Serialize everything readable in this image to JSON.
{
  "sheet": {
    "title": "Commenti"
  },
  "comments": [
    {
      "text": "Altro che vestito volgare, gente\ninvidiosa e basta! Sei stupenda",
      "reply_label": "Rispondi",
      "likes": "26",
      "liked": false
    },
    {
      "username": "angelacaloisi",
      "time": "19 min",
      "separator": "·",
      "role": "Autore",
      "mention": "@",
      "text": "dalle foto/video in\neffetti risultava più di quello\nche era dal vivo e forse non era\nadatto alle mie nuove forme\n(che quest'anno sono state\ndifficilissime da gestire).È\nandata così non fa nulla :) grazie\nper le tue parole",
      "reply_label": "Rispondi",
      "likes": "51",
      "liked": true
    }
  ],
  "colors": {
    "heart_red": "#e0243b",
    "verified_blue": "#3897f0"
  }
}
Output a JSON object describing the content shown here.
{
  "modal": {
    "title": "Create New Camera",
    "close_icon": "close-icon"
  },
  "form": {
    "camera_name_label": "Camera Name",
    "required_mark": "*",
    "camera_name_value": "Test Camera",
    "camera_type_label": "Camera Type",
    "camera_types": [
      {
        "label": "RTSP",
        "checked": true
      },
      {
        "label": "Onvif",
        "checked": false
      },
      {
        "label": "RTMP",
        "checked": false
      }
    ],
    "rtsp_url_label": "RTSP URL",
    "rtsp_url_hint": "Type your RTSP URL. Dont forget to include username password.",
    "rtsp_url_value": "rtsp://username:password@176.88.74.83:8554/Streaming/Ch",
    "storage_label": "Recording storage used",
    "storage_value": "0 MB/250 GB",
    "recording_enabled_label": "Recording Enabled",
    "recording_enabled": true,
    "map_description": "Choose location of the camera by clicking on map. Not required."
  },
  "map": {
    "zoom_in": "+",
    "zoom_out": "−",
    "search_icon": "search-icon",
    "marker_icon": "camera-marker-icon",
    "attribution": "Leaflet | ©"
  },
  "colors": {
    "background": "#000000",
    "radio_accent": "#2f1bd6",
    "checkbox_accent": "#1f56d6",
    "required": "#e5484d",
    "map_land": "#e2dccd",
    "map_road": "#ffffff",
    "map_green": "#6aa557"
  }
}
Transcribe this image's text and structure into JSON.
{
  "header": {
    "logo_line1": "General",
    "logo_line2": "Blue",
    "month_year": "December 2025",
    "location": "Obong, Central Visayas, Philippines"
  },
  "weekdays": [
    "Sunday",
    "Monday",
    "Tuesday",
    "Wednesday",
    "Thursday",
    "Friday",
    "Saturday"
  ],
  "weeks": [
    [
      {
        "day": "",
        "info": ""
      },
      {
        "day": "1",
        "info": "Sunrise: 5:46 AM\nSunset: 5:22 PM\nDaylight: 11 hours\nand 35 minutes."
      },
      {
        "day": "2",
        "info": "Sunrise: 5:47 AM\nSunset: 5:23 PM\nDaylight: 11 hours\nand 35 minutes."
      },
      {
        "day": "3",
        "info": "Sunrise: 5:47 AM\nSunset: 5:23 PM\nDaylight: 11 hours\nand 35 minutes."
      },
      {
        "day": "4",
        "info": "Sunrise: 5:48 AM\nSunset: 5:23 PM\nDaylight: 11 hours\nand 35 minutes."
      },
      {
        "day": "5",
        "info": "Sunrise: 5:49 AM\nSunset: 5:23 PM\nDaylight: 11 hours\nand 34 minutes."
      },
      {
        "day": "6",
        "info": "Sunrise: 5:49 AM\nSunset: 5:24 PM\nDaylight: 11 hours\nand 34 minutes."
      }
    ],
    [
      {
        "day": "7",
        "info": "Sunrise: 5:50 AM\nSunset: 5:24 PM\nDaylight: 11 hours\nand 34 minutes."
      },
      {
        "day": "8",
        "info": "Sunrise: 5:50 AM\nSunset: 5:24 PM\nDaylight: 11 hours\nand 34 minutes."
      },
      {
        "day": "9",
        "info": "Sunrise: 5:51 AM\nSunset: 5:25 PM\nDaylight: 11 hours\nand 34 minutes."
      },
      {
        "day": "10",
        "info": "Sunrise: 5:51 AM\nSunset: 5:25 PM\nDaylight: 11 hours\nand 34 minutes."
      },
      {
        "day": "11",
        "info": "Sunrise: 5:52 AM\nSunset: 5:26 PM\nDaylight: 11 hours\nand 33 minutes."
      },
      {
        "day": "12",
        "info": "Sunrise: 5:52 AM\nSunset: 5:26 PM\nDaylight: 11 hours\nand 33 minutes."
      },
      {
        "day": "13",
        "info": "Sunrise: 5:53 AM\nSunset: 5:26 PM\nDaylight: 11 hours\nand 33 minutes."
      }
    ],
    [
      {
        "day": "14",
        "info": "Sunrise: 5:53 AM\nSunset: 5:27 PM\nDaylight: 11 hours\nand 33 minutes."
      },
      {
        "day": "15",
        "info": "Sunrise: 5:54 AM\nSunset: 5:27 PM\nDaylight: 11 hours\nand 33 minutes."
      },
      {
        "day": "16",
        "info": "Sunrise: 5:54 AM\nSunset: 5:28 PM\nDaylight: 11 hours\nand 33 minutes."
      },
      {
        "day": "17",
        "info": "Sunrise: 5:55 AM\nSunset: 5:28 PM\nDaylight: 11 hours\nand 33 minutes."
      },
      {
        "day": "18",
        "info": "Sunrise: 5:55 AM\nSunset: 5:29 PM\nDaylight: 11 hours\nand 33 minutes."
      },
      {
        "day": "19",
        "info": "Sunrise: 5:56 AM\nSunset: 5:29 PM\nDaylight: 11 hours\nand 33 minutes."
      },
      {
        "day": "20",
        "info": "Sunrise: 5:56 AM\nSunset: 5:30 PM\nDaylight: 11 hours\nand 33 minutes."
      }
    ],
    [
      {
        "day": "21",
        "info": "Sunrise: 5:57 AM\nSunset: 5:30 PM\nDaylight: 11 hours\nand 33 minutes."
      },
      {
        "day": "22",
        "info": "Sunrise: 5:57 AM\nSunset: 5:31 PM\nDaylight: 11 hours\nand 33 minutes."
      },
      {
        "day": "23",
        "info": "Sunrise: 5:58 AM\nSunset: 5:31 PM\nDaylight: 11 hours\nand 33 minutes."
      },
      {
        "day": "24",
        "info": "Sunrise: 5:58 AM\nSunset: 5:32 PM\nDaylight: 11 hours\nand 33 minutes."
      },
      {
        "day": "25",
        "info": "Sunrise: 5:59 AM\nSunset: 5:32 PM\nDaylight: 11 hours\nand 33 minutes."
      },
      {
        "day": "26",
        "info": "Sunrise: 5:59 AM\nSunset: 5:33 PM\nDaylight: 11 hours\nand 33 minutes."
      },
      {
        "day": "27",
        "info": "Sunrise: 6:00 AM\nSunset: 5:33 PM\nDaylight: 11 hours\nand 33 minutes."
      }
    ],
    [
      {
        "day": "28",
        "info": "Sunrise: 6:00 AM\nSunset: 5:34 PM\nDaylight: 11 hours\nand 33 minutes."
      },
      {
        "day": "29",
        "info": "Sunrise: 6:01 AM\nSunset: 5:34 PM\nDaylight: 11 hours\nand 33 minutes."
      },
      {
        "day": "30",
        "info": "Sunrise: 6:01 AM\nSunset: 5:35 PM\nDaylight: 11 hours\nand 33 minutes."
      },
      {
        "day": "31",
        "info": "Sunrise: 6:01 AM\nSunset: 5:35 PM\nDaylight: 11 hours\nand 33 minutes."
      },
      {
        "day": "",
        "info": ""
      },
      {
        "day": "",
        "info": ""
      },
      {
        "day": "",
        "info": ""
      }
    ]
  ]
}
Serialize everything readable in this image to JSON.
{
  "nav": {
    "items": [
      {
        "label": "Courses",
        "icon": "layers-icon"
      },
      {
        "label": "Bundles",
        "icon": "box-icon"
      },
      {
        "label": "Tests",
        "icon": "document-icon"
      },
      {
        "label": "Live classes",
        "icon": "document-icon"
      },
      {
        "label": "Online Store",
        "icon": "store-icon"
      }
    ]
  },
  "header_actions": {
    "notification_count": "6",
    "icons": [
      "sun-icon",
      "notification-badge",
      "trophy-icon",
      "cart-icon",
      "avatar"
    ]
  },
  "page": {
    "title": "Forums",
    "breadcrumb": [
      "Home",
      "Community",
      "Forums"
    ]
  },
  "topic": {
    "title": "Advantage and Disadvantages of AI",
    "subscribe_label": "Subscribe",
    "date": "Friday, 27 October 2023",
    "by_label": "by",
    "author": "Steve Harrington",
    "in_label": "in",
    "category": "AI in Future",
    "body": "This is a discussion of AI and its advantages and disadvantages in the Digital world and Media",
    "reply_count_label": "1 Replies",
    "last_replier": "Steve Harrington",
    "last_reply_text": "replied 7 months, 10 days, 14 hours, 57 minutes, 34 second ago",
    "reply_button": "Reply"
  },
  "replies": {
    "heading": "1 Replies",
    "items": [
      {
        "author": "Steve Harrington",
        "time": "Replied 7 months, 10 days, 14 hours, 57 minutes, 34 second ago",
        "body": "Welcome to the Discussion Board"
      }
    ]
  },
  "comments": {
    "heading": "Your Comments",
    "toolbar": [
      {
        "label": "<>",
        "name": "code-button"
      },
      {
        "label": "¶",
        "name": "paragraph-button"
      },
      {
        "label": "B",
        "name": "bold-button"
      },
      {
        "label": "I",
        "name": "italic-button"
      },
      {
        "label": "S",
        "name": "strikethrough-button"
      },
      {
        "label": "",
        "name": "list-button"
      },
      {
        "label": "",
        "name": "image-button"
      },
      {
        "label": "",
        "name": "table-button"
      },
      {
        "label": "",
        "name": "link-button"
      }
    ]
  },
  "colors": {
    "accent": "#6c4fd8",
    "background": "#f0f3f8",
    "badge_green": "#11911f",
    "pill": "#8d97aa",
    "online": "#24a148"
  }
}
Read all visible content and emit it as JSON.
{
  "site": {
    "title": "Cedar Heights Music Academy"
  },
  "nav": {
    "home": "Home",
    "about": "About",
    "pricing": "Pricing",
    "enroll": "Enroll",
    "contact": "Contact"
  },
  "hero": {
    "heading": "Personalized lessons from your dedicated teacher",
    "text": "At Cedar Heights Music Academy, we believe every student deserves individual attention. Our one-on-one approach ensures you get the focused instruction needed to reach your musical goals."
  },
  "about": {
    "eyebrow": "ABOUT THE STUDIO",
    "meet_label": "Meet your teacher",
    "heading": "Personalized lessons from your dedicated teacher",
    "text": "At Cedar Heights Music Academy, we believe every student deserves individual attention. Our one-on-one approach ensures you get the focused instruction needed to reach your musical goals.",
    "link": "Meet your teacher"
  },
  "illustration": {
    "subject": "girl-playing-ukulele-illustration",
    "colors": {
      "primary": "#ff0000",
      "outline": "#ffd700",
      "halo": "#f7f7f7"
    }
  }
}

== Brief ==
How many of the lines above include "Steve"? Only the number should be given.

== Task solution ==
3